The Grand Master having taken his place on the platform supported by the other Grand Office Bearers the brethren of this Lodge along with the sister Lodges having taken up their positions on the platform in the west, the Sheriff Clergymen and Trustees on the platform in the south, and the ladies and gentlemen on the platform in the north, when the whole company were properly placed the music struck up the National Anthem and the Grand Chaplain offered up a beautiful prayer after which the Grand Master Wardens and other Grand Office Bearers proceeded to the side of the stone the Grand in the east when the Secretary and Treasurer deposited the two square bottles in their cavity with coins etc. after which the Brass Plate was screwed down and the stone lowered with 3 stops before it was laid on its bed the Grand Master then ordered the Wardens to apply different working tools of their office to the stone and having found all correct the Grand Master gave the stone three distinct knocks with the mallet saying may the Great Architect of the Universe be with this undertaking and may the work we have now happily begun be carried on to the advantage of all parties until such time as the cape stone be laid, the brethren gave three hearty cheers which was heartily responded to by the immense multitude assembled and the music struck up the Free Masons' Anthem, the Grand Master then retired to the platform when he gave a splendid address and having thanked the sister Lodges for their kind assistance at the Ceremony also the Clergymen Trustees of Dalkeith and the gentlemen and fair ladies for their company on this occasion he then introduced Sir John McNeil, Parochial Board of Scotland, who stated it was now twenty years since he had the pleasure of meeting with his brethren of the Crage and as this was the first time he had the pleasure of addressing the united Parishes who were now commencing this work the building of a Poor House in his official capacity he then took review of the Scottish Poor Law and the benefits that would be secured to the poor by an institution such as we have met for the purpose of laying the foundation stone.
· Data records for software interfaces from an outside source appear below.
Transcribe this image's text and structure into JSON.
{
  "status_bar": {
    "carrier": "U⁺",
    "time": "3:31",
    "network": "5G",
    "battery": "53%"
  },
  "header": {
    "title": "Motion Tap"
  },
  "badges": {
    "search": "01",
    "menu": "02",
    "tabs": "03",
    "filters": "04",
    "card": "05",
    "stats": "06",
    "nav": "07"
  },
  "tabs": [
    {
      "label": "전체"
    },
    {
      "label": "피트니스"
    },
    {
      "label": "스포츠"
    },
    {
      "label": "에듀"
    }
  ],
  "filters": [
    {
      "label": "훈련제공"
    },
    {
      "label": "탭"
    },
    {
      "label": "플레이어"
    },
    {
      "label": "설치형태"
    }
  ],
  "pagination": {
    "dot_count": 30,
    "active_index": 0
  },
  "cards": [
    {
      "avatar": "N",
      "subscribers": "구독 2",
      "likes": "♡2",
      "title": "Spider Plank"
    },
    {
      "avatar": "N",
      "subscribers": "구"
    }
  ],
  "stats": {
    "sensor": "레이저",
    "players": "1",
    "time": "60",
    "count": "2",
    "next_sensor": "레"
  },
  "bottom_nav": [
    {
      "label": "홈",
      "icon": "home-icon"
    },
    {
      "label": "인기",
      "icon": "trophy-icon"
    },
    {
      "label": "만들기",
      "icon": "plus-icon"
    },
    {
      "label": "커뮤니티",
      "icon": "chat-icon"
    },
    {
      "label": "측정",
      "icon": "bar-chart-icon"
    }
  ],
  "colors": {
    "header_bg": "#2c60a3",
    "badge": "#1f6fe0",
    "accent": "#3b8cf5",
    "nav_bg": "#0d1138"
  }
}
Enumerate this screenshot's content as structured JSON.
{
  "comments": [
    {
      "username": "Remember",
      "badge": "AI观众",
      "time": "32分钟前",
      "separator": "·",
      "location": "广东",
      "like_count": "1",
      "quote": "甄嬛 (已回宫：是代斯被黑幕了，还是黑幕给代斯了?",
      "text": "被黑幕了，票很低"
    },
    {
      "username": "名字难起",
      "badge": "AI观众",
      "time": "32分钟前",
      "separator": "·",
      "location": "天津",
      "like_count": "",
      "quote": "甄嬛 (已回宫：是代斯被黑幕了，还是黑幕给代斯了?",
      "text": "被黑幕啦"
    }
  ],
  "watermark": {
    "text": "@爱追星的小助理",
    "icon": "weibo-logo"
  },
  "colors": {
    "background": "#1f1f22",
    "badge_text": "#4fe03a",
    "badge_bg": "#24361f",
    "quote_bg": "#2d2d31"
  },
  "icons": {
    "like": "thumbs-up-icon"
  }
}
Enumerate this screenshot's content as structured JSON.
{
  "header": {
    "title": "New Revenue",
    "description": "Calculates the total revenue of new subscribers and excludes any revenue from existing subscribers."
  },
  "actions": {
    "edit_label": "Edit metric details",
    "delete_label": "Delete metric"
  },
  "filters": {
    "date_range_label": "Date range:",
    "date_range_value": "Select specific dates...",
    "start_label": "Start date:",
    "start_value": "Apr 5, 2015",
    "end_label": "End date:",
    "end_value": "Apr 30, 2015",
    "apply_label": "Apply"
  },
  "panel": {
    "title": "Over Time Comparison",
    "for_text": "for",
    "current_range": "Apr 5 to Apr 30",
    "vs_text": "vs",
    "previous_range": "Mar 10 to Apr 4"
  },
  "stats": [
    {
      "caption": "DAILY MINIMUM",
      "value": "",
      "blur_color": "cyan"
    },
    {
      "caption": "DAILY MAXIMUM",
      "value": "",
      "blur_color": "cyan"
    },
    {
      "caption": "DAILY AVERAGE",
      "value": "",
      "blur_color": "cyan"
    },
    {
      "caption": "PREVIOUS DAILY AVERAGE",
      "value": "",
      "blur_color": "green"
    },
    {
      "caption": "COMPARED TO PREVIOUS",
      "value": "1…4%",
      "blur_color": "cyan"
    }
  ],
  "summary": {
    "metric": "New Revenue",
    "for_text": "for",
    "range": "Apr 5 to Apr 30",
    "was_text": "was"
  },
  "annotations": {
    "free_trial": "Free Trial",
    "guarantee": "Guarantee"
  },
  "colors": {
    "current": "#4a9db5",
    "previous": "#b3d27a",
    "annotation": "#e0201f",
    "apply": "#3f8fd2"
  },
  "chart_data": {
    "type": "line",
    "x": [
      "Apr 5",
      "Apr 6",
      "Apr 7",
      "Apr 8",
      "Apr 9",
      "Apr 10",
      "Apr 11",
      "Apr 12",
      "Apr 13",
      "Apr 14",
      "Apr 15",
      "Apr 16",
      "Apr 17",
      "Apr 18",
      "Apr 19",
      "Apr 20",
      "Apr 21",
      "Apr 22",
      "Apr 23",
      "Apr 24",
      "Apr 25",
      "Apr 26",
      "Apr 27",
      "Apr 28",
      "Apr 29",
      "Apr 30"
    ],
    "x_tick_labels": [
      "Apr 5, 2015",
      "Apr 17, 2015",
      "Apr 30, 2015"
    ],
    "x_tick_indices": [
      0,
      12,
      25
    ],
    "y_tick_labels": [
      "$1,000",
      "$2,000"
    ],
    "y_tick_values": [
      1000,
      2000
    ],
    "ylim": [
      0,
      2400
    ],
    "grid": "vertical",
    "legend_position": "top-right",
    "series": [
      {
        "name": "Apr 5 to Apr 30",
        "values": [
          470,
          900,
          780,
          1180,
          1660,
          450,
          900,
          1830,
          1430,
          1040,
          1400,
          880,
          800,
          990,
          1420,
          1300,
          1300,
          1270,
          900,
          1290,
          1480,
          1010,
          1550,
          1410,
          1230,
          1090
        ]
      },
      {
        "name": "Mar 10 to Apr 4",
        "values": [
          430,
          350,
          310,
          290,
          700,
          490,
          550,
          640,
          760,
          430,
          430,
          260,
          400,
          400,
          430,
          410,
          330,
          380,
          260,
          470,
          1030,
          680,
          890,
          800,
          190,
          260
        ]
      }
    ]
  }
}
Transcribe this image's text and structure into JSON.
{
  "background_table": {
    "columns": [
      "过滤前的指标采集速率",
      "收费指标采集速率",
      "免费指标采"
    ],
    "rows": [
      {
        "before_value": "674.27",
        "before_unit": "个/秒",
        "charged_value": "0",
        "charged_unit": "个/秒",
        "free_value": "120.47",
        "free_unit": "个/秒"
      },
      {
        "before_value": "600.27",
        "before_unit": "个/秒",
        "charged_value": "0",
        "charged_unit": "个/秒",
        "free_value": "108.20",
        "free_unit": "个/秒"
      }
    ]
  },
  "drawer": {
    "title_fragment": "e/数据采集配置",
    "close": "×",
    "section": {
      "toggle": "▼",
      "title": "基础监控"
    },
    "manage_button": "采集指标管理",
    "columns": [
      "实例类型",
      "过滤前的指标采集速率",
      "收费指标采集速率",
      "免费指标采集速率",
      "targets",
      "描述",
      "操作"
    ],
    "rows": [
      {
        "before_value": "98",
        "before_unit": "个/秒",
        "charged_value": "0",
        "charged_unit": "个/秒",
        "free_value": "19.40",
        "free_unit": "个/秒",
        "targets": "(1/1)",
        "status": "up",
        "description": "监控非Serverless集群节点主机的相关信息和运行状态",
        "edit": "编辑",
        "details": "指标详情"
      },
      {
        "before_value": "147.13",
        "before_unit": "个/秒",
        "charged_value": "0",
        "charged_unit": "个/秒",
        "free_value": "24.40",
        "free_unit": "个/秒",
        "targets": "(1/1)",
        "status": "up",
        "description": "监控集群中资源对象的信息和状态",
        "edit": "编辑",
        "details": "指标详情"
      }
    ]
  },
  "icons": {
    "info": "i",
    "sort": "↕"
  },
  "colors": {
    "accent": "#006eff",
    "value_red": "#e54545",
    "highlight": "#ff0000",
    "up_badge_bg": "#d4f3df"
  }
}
Rev. Dr. McLeod then offered up a prayer and the Rev. Mr Boyle gave benediction where the procession was reformed and returned to the Cross Keys Inn where about 1 50 of the brethren sat down to denner. Sir James W. Drummond presiding as soon as the brethren were served with provisions the Grand Master gave loyal and Masonic toasts which were received with all respect and honour, after drinking to the sister Lodges present and giving as many songs, toasts,, etc. as the time would permit. The Grand Master closed the Grand Provincial Lodge of East Lothian at ten o'clock p.m. The evening having been spent in a manner highly gratifying to the brethren, and thus dosed a day which will long be memorial in the annals of the Dalkeith Kilwinning Lodge.
James W Drummond, R.W.M
Daniel Urquhart, Secretary
Thus is recorded a very important day in the history of Dalkeith Kilwinning Lodge.
I might add that the scaffolding was to hold eight hundred people. Tickets for the scaffold were priced at 6d (21/2 new pence) and to take part in the procession one shilling (5 new pence).
Finally James Thomson, the youngest Operative, joined the Lodge on the morning of the procession.
I must add in passing that the Rev. Norman McLeod of the Parish Church is the same brother who wrote "Courage Brother Do Not Stumble'. This hymn was written while he was Minister in Dalkeith 1843-51 and the Grand Chaplain Rev. Dr. Norman McLeod was his father who was Moderator in 1836 (changed days).